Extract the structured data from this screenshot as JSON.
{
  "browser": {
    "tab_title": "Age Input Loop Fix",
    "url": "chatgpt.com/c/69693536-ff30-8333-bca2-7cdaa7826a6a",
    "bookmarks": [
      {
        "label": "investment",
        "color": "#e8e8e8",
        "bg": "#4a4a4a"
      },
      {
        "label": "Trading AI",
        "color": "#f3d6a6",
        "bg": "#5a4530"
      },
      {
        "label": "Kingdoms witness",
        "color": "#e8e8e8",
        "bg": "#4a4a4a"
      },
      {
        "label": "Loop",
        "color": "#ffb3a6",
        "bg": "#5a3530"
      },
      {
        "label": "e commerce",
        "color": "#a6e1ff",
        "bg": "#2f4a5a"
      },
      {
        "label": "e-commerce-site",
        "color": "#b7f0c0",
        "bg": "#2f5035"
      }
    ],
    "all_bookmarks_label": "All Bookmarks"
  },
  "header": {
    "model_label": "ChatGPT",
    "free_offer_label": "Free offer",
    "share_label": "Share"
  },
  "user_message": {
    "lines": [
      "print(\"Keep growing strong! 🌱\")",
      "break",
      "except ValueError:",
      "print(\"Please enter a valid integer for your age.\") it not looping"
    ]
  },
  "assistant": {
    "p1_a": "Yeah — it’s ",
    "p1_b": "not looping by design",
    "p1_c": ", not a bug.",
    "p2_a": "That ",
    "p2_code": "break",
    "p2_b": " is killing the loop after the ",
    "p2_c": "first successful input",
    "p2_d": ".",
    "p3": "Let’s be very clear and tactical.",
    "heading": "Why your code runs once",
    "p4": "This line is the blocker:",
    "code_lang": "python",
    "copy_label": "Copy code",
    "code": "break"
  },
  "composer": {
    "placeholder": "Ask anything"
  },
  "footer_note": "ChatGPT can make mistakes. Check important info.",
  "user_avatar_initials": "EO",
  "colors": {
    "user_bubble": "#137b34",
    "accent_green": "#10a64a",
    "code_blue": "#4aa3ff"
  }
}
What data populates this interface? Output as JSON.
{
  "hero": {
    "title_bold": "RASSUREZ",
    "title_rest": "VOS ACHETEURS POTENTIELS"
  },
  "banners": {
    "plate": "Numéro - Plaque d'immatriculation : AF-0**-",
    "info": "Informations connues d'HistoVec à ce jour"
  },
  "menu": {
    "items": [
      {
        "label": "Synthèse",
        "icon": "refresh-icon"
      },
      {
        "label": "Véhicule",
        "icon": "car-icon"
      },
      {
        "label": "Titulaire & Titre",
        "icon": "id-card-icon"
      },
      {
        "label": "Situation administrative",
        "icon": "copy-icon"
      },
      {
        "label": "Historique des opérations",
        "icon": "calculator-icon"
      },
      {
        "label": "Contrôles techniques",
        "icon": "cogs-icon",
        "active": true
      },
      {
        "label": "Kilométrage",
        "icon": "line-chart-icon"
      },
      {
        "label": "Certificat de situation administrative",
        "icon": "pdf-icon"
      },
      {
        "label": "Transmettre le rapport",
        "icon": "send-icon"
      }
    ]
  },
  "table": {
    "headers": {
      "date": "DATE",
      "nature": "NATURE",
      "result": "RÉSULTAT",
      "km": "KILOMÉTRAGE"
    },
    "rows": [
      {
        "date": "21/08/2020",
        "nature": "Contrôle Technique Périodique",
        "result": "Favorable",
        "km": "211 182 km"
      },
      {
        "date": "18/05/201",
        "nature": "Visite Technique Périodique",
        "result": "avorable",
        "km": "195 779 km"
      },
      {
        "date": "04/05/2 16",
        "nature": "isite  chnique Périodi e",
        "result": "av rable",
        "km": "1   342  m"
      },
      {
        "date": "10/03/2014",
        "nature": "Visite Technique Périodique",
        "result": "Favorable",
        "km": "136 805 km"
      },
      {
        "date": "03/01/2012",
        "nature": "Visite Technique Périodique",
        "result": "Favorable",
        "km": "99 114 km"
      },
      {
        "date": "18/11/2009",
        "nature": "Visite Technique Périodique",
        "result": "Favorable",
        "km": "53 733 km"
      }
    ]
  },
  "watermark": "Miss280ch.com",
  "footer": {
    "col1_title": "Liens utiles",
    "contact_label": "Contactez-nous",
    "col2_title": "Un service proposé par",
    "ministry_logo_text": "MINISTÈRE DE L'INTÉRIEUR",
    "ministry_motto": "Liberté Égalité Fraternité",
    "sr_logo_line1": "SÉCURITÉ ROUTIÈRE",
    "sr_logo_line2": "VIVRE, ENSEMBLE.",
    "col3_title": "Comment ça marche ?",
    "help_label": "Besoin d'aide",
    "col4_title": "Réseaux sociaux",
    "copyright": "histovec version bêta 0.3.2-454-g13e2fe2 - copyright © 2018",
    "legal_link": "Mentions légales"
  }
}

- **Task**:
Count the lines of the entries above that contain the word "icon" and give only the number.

- **Completed exercise**:
9